Cabbagetown Southwest is a neighbourhood with a rich history and distinct character that is reflective of suburban residential development in the late 19th century in Toronto. The area was subsequently influenced by a period of economic decline and industrialization in the mid-20th century, and subsequent revitalization in the post-war period. Understanding the history and evolution of the neighbourhood, including its development, significant events, and notable individuals can help inform an understanding of how and why Cabbagetown Southwest is historically relevant and unique.
An historic overview is complemented by the analysis of the neighbourhood’s existing buildings and streetscape, including a review of dates of construction, architectural styles, and building features. Doing so can help to identify and refine an understanding of the specific features and attributes that define the neighbourhood’s character, and how those features relate to the history of the area. A high-level overview of work completed to-date is included below.
The Cabbagetown Southwest study area is an established downtown neighbourhood defined by rows of Victorian and bay-and-gable houses that date from the mid to late 19th century. The study area is part of the larger Cabbagetown neighbourhood, the boundaries of which have evolved over time but generally refer to the residential neighbourhoods east of Sherbourne to the Don River and south of Wellesley to Shuter Street, excluding Regent Park. The study area’s historic character and sense of place are derived from its uniform streetscapes with a consistent architectural vocabulary that reflects its late 19th century development as a suburb of the growing city.

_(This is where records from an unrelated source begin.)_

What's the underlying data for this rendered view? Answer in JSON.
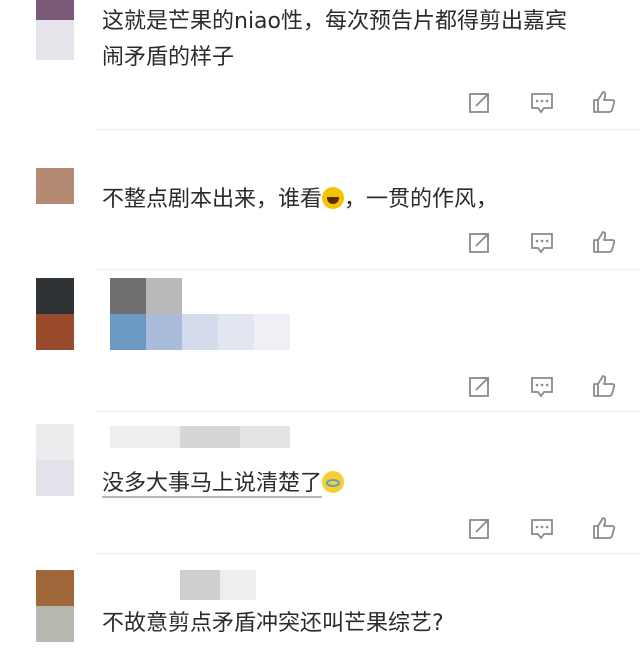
{
  "comments": [
    {
      "text_line1": "这就是芒果的niao性，每次预告片都得剪出嘉宾",
      "text_line2": "闹矛盾的样子",
      "avatar_colors": [
        "#7a5a78",
        "#e6e3ea"
      ]
    },
    {
      "text": "不整点剧本出来，谁看",
      "text_after_emoji": "，一贯的作风，",
      "emoji": "laughing-emoji",
      "avatar_colors": [
        "#b58a72"
      ]
    },
    {
      "text": "",
      "avatar_colors": [
        "#2f3336",
        "#9a4b2b"
      ],
      "blurred": true
    },
    {
      "text": "没多大事马上说清楚了",
      "emoji": "crying-laughing-emoji",
      "avatar_colors": [
        "#ececef",
        "#e2e2ea"
      ]
    },
    {
      "text": "不故意剪点矛盾冲突还叫芒果综艺?",
      "avatar_colors": [
        "#a0683a",
        "#b7b9b1"
      ]
    }
  ],
  "actions": {
    "share_icon": "share-icon",
    "reply_icon": "comment-icon",
    "like_icon": "thumbs-up-icon"
  },
  "colors": {
    "icon": "#8a8a8a",
    "text": "#2b2b2b",
    "divider": "#ececec"
  }
}
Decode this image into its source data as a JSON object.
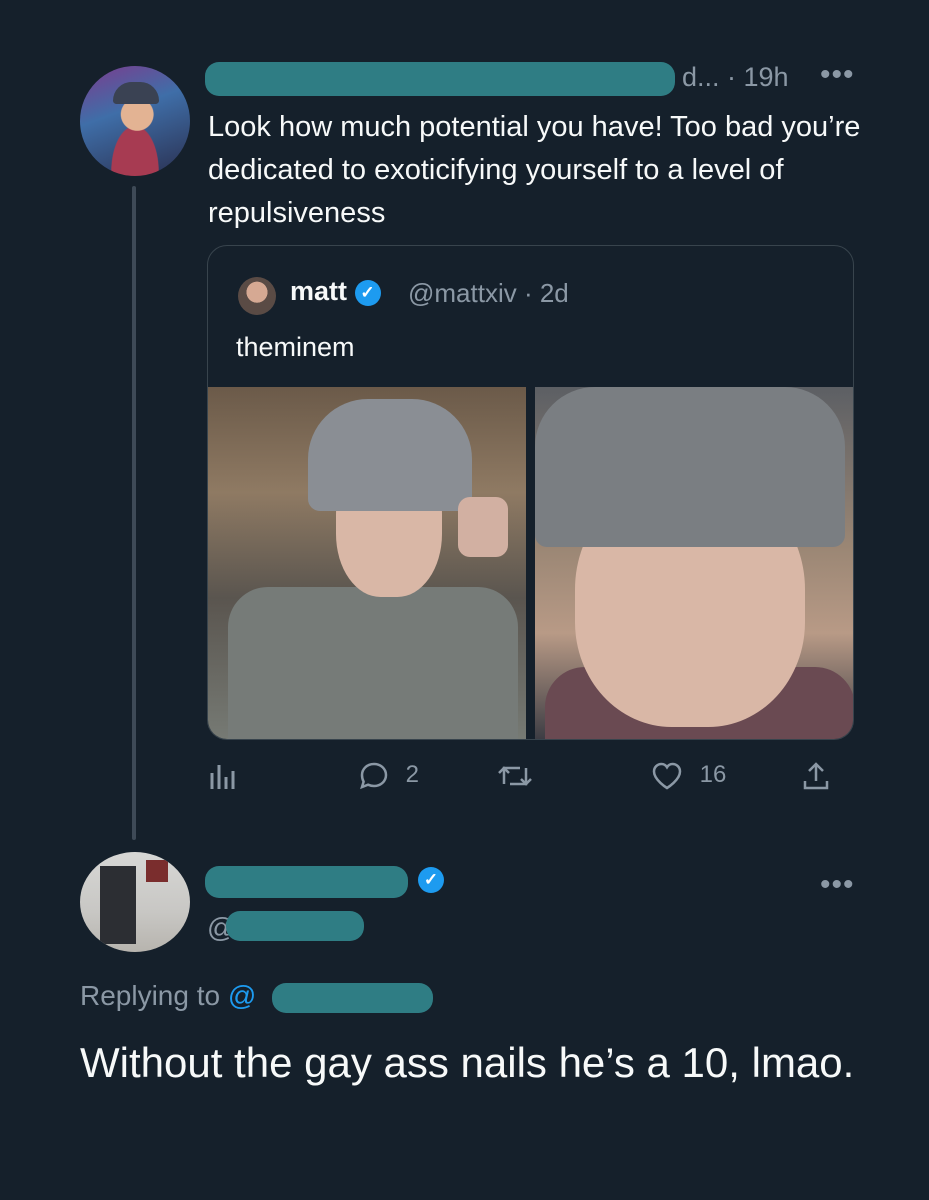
{
  "tweet": {
    "header_suffix": "d... · 19h",
    "more_label": "•••",
    "text": "Look how much potential you have! Too bad you’re dedicated to exoticifying yourself to a level of repulsiveness"
  },
  "quoted": {
    "name": "matt",
    "verified_glyph": "✓",
    "handle_time": "@mattxiv · 2d",
    "text": "theminem"
  },
  "actions": {
    "replies": "2",
    "likes": "16"
  },
  "reply": {
    "handle_prefix": "@",
    "verified_glyph": "✓",
    "more_label": "•••",
    "replying_to": "Replying to ",
    "replying_at": "@",
    "text": "Without the gay ass nails he’s a 10, lmao."
  },
  "colors": {
    "background": "#15202b",
    "accent": "#1d9bf0",
    "muted": "#8b98a5",
    "redaction": "#2f7d84"
  },
  "icons": [
    "analytics-icon",
    "reply-icon",
    "retweet-icon",
    "like-icon",
    "share-icon",
    "verified-icon",
    "more-icon"
  ]
}
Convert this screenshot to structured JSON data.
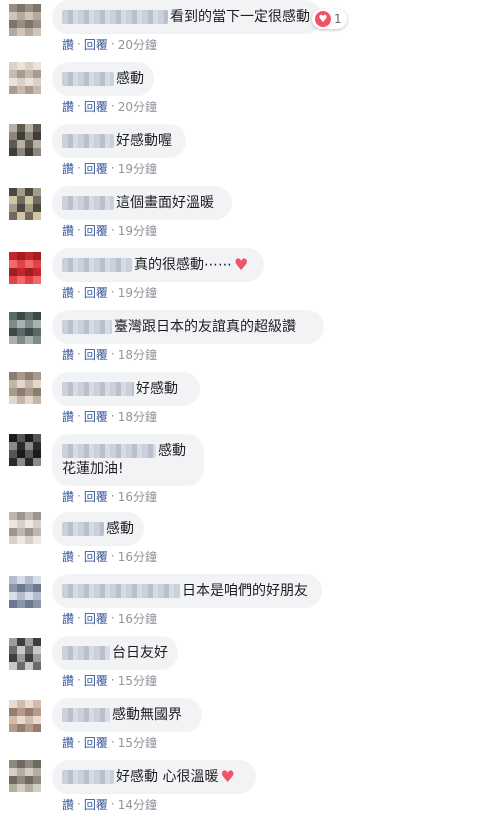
{
  "actions": {
    "like": "讚",
    "reply": "回覆",
    "separator": "·"
  },
  "colors": {
    "link": "#385898",
    "time": "#90949c",
    "bubble": "#f2f3f5",
    "heart": "#f25268"
  },
  "comments": [
    {
      "text": "看到的當下一定很感動",
      "heart": "",
      "text2": "",
      "time": "20分鐘",
      "reaction_count": "1"
    },
    {
      "text": "感動",
      "heart": "",
      "text2": "",
      "time": "20分鐘",
      "reaction_count": ""
    },
    {
      "text": "好感動喔",
      "heart": "",
      "text2": "",
      "time": "19分鐘",
      "reaction_count": ""
    },
    {
      "text": "這個畫面好溫暖",
      "heart": "",
      "text2": "",
      "time": "19分鐘",
      "reaction_count": ""
    },
    {
      "text": "真的很感動⋯⋯",
      "heart": "♥",
      "text2": "",
      "time": "19分鐘",
      "reaction_count": ""
    },
    {
      "text": "臺灣跟日本的友誼真的超級讚",
      "heart": "",
      "text2": "",
      "time": "18分鐘",
      "reaction_count": ""
    },
    {
      "text": "好感動",
      "heart": "",
      "text2": "",
      "time": "18分鐘",
      "reaction_count": ""
    },
    {
      "text": "感動",
      "heart": "",
      "text2": "花蓮加油!",
      "time": "16分鐘",
      "reaction_count": ""
    },
    {
      "text": "感動",
      "heart": "",
      "text2": "",
      "time": "16分鐘",
      "reaction_count": ""
    },
    {
      "text": "日本是咱們的好朋友",
      "heart": "",
      "text2": "",
      "time": "16分鐘",
      "reaction_count": ""
    },
    {
      "text": "台日友好",
      "heart": "",
      "text2": "",
      "time": "15分鐘",
      "reaction_count": ""
    },
    {
      "text": "感動無國界",
      "heart": "",
      "text2": "",
      "time": "15分鐘",
      "reaction_count": ""
    },
    {
      "text": "好感動 心很溫暖",
      "heart": "♥",
      "text2": "",
      "time": "14分鐘",
      "reaction_count": ""
    }
  ]
}
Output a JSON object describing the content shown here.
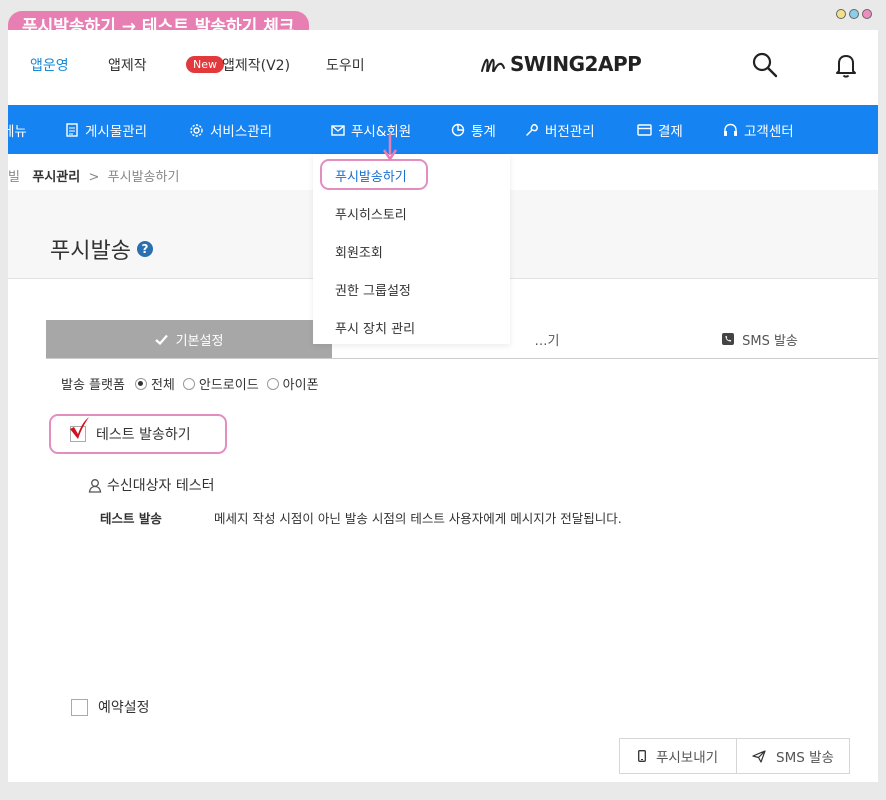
{
  "banner": "푸시발송하기 → 테스트 발송하기 체크",
  "window_dots": [
    {
      "name": "yellow-dot",
      "color": "#f2e08b"
    },
    {
      "name": "blue-dot",
      "color": "#8ccdeb"
    },
    {
      "name": "pink-dot",
      "color": "#ec8fbd"
    }
  ],
  "topnav": {
    "items": [
      "앱운영",
      "앱제작",
      "앱제작(V2)",
      "도우미"
    ],
    "new_badge": "New",
    "logo": "SWING2APP"
  },
  "bluenav": {
    "items": [
      "메뉴",
      "게시물관리",
      "서비스관리",
      "푸시&회원",
      "통계",
      "버전관리",
      "결제",
      "고객센터"
    ]
  },
  "breadcrumb": {
    "prefix": "빌",
    "section": "푸시관리",
    "separator": ">",
    "current": "푸시발송하기"
  },
  "page_title": "푸시발송",
  "help_symbol": "?",
  "dropdown": {
    "items": [
      "푸시발송하기",
      "푸시히스토리",
      "회원조회",
      "권한 그룹설정",
      "푸시 장치 관리"
    ]
  },
  "tabs": [
    {
      "label": "기본설정",
      "icon": "check-icon"
    },
    {
      "label": "…기",
      "icon": ""
    },
    {
      "label": "SMS 발송",
      "icon": "phone-icon"
    }
  ],
  "platform": {
    "label": "발송 플랫폼",
    "options": [
      "전체",
      "안드로이드",
      "아이폰"
    ],
    "selected": "전체"
  },
  "test_send": {
    "label": "테스트 발송하기",
    "checked": true
  },
  "receiver": {
    "label": "수신대상자 테스터"
  },
  "test_row": {
    "label": "테스트 발송",
    "description": "메세지 작성 시점이 아닌 발송 시점의 테스트 사용자에게 메시지가 전달됩니다."
  },
  "reserve": {
    "label": "예약설정"
  },
  "buttons": {
    "push_send": "푸시보내기",
    "sms_send": "SMS 발송"
  },
  "colors": {
    "accent": "#1583f1",
    "highlight": "#e28ec1",
    "banner": "#e87fb3",
    "check": "#d11020"
  }
}
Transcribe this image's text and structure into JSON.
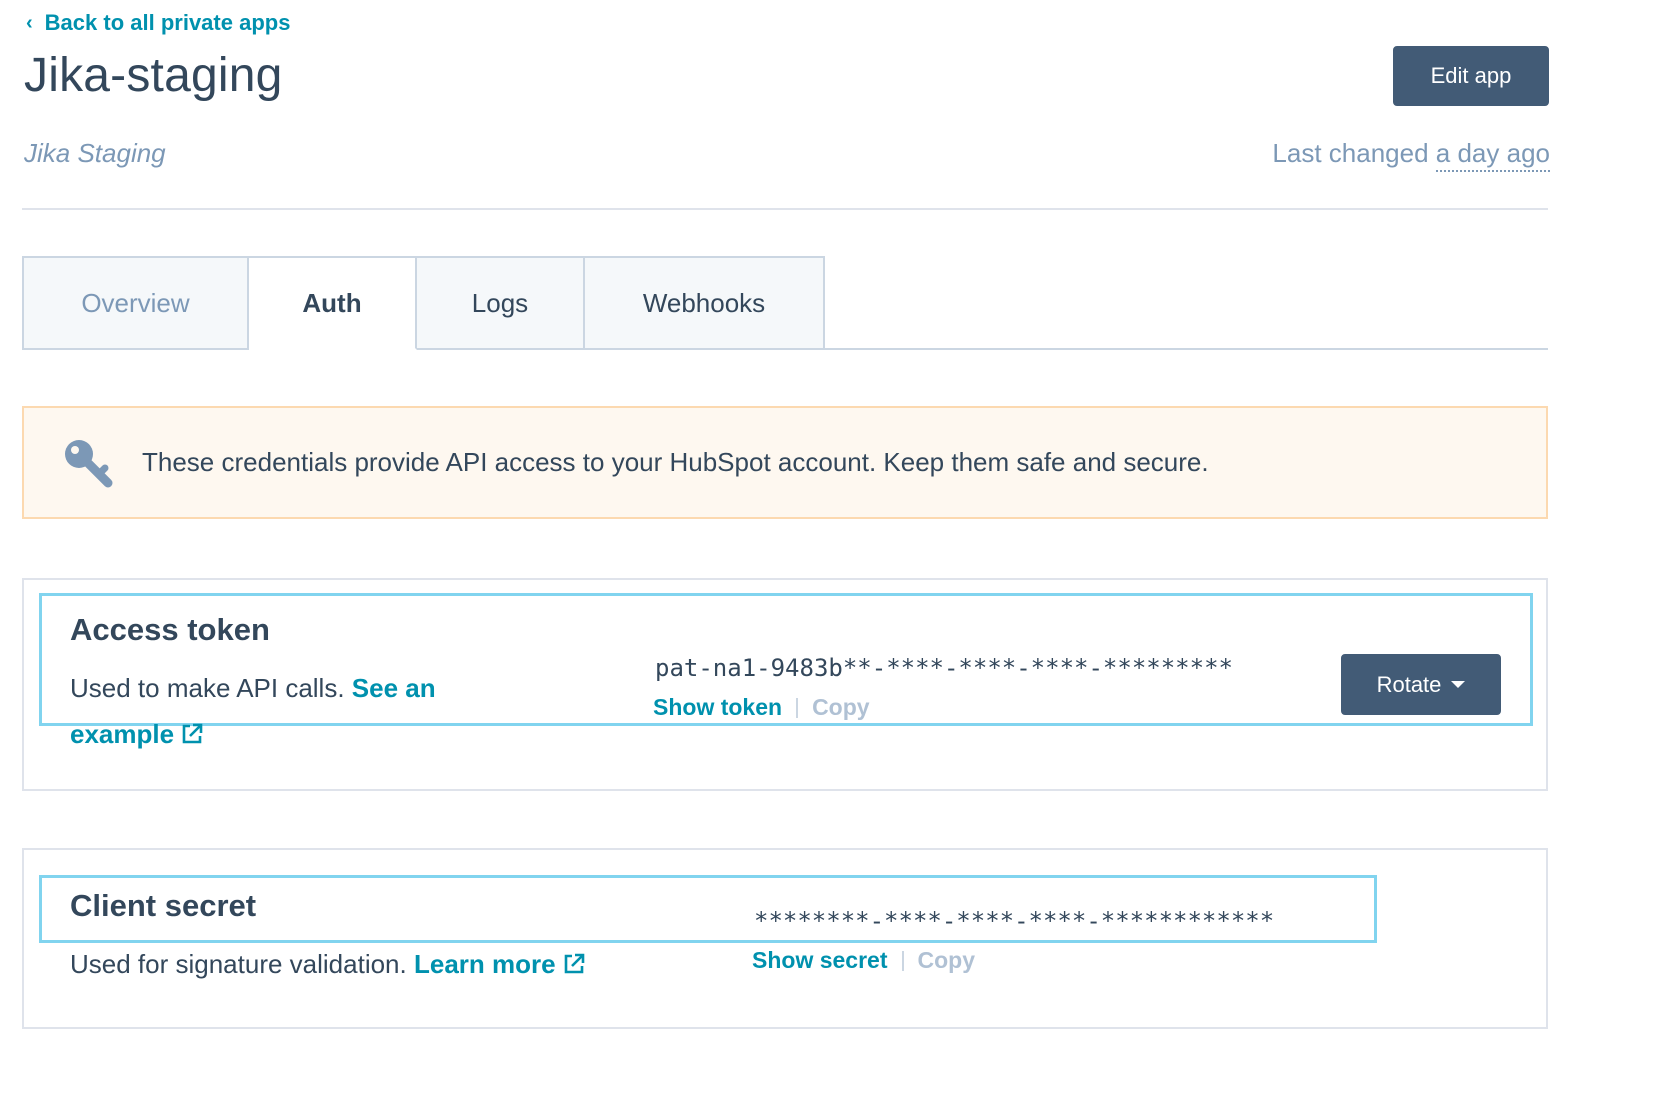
{
  "header": {
    "back_link": "Back to all private apps",
    "app_name": "Jika-staging",
    "edit_button": "Edit app",
    "subtitle": "Jika Staging",
    "last_changed_prefix": "Last changed",
    "last_changed_relative": "a day ago"
  },
  "tabs": [
    {
      "label": "Overview",
      "active": false
    },
    {
      "label": "Auth",
      "active": true
    },
    {
      "label": "Logs",
      "active": false
    },
    {
      "label": "Webhooks",
      "active": false
    }
  ],
  "alert": {
    "icon": "key-icon",
    "message": "These credentials provide API access to your HubSpot account. Keep them safe and secure."
  },
  "access_token": {
    "title": "Access token",
    "description": "Used to make API calls.",
    "link": "See an example",
    "link_first": "See an",
    "link_second": "example",
    "value": "pat-na1-9483b**-****-****-****-*********",
    "show_label": "Show token",
    "copy_label": "Copy",
    "rotate_button": "Rotate"
  },
  "client_secret": {
    "title": "Client secret",
    "description": "Used for signature validation.",
    "link": "Learn more",
    "value": "********-****-****-****-************",
    "show_label": "Show secret",
    "copy_label": "Copy"
  },
  "colors": {
    "accent": "#0091ae",
    "primary_button": "#425b76",
    "text": "#33475b",
    "muted": "#7c98b6",
    "alert_bg": "#fef8f0",
    "alert_border": "#fcd9b0",
    "highlight": "#81d4ef"
  }
}
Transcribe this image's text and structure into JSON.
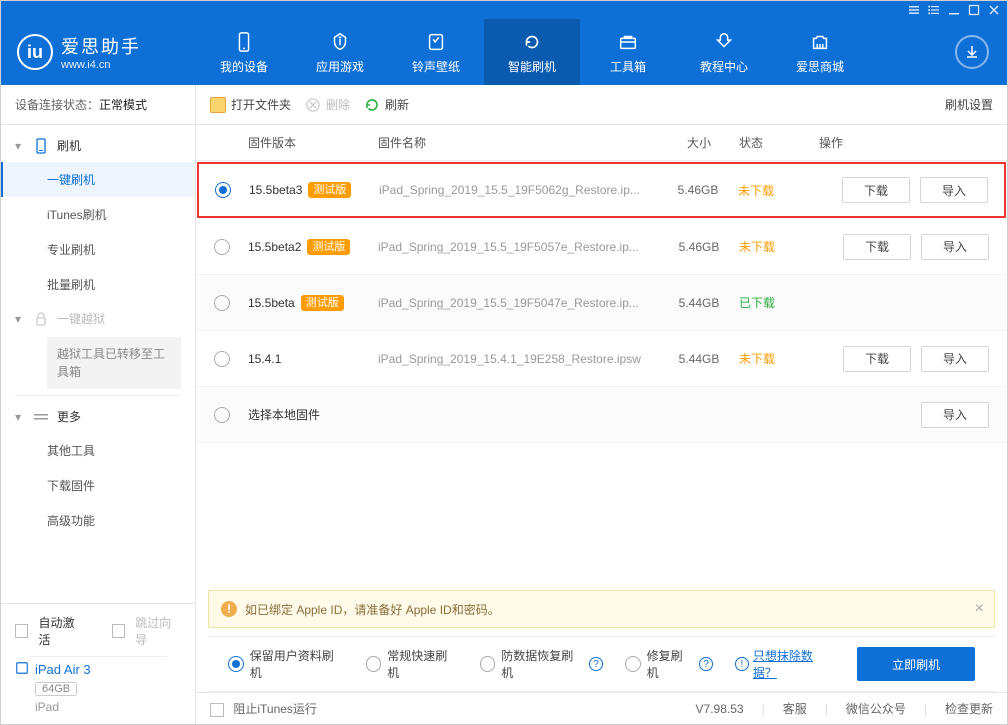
{
  "titlebar": {},
  "logo": {
    "name": "爱思助手",
    "url": "www.i4.cn"
  },
  "nav": [
    {
      "label": "我的设备"
    },
    {
      "label": "应用游戏"
    },
    {
      "label": "铃声壁纸"
    },
    {
      "label": "智能刷机",
      "active": true
    },
    {
      "label": "工具箱"
    },
    {
      "label": "教程中心"
    },
    {
      "label": "爱思商城"
    }
  ],
  "conn": {
    "label": "设备连接状态：",
    "value": "正常模式"
  },
  "sidebar": {
    "flash": {
      "header": "刷机",
      "items": [
        "一键刷机",
        "iTunes刷机",
        "专业刷机",
        "批量刷机"
      ]
    },
    "jailbreak": {
      "header": "一键越狱",
      "note": "越狱工具已转移至工具箱"
    },
    "more": {
      "header": "更多",
      "items": [
        "其他工具",
        "下载固件",
        "高级功能"
      ]
    }
  },
  "side_bottom": {
    "auto_activate": "自动激活",
    "skip_guide": "跳过向导",
    "device_name": "iPad Air 3",
    "storage": "64GB",
    "device_type": "iPad"
  },
  "toolbar": {
    "open_folder": "打开文件夹",
    "delete": "删除",
    "refresh": "刷新",
    "settings": "刷机设置"
  },
  "columns": {
    "version": "固件版本",
    "name": "固件名称",
    "size": "大小",
    "status": "状态",
    "ops": "操作"
  },
  "rows": [
    {
      "selected": true,
      "highlight": true,
      "version": "15.5beta3",
      "beta": "测试版",
      "name": "iPad_Spring_2019_15.5_19F5062g_Restore.ip...",
      "size": "5.46GB",
      "status": "未下载",
      "status_key": "not",
      "download": true,
      "import": true
    },
    {
      "selected": false,
      "highlight": false,
      "version": "15.5beta2",
      "beta": "测试版",
      "name": "iPad_Spring_2019_15.5_19F5057e_Restore.ip...",
      "size": "5.46GB",
      "status": "未下载",
      "status_key": "not",
      "download": true,
      "import": true
    },
    {
      "selected": false,
      "highlight": false,
      "alt": true,
      "version": "15.5beta",
      "beta": "测试版",
      "name": "iPad_Spring_2019_15.5_19F5047e_Restore.ip...",
      "size": "5.44GB",
      "status": "已下载",
      "status_key": "done",
      "download": false,
      "import": false
    },
    {
      "selected": false,
      "highlight": false,
      "version": "15.4.1",
      "beta": null,
      "name": "iPad_Spring_2019_15.4.1_19E258_Restore.ipsw",
      "size": "5.44GB",
      "status": "未下载",
      "status_key": "not",
      "download": true,
      "import": true
    },
    {
      "selected": false,
      "highlight": false,
      "alt": true,
      "local": true,
      "version": "选择本地固件",
      "download": false,
      "import": true
    }
  ],
  "buttons": {
    "download": "下载",
    "import": "导入"
  },
  "notice": "如已绑定 Apple ID，请准备好 Apple ID和密码。",
  "flash_options": [
    {
      "label": "保留用户资料刷机",
      "selected": true
    },
    {
      "label": "常规快速刷机",
      "selected": false
    },
    {
      "label": "防数据恢复刷机",
      "selected": false,
      "help": true
    },
    {
      "label": "修复刷机",
      "selected": false,
      "help": true
    }
  ],
  "erase_link": "只想抹除数据？",
  "flash_button": "立即刷机",
  "statusbar": {
    "block_itunes": "阻止iTunes运行",
    "version": "V7.98.53",
    "items": [
      "客服",
      "微信公众号",
      "检查更新"
    ]
  }
}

The study area is located northeast of the original Town of York, comprising park lots 3 and 4 north of Queen Street between Sherbourne and Parliament Streets. Beginning in the 1860s these park lots were subdivided for speculative development and sold to small-scale developers, who began constructing dozens of bay-and-gable and cottage style houses for the city’s booming middle and working class. By the 1880s, the study area was largely built out and had assumed its present-day character, with some commercial development along Gerrard and Dundas Street.
As the geography of middle-class residential neighbourhoods evolved and moved outwards from the central city in the early decades of the 20th century the study area began to experience a change in demographics, coupled with the gradual introduction of light industrial and manufacturing uses. Many houses were subdivided, while others, particularly south of Dundas, were demolished and replaced with commercial and manufacturing buildings. A number of significant social institutions were established around this time, including Central Neighbourhood House, the Girl’s Home and Lee School, and Seaton House.
Beginning in the 1970s and continuing through the turn of the 21st century the study area and larger Cabbagetown neighbourhood has attracted renewed interest, valued for its historic character, proximity to downtown and strong community network. Largely spared from the mass demolitions associated with urban renewal – in large part due to citizen activism – the neighbourhood has and continues to be home to a diverse population, including the LGBTQ community and creative professionals, and continues to provide support for low-income residents and those living with mental health and addiction issues through neighbourhood social institutions.
The study area’s historic character has persevered through periods of significant change, retaining its mid to late 19th century streetscape defined by rows of Victorian houses that reflect a formative period in the development of Toronto.
The majority of buildings in Cabbagetown Southwest were constructed between 1870-1900, a period of rapid population and economic growth in Toronto. Neighbourhoods like Cabbagetown, the Annex, Seaton Village and Trinity-Bellwoods were largely developed by speculative and small-scale developers, and were home to the growing middle class. Builders adopted standard architectural forms such as the bay and gable and development patterns that maximized the deep and narrow lots, contributing to a consistency that defines the context of these neighbourhoods.
Interspersed with the late 19th century houses are a few early to mid-20th century industrial and commercial buildings, including former warehouses and factories. These buildings reflect the northward expansion of industrial activity from the St. Lawrence neighbourhood, and often replaced dilapidated housing stock. Where they still exist most have been converted for residential or institutional use, with a few having been re-purposed for commercial use.
The third prevailing period of construction is the late 20th century, from 1970 to 2000, a period during which the neighbourhood was being revitalized and attracting new interest. Primarily located south of Dundas and east of Ontario Street you can find tall and narrow row houses – inspired by their historic context – that replaced former industrial uses or dilapidated houses and garages.
Houses in Cabbagetown Southwest show the influence of a variety of popular late 19th and early 20th century architectural styles. As is common with bay and gable houses, few can be considered to perfectly reflect any one particular style, in larger part due to the fact that the basic form and massing was dictated by the standardized lot size. Instead, houses may include features and elements that are associated with one or more popular styles, reflecting the tastes and aspirations of the developer, builder and owners. A bay-and-gable house could be modified to reflect the Gothic Revival, Queen Anne Revival or Edwardian styles, depending on its window proportions, brick detailing, and other features.
As a result and for the purposes of this study, the majority of houses have been identified as “Victorian” in style; only where they exhibit a clear and concerted effort to be associated with an architectural style have they been labelled as such. A few buildings have been left unidentified, as they do not reflect any architectural style or stylistic influence.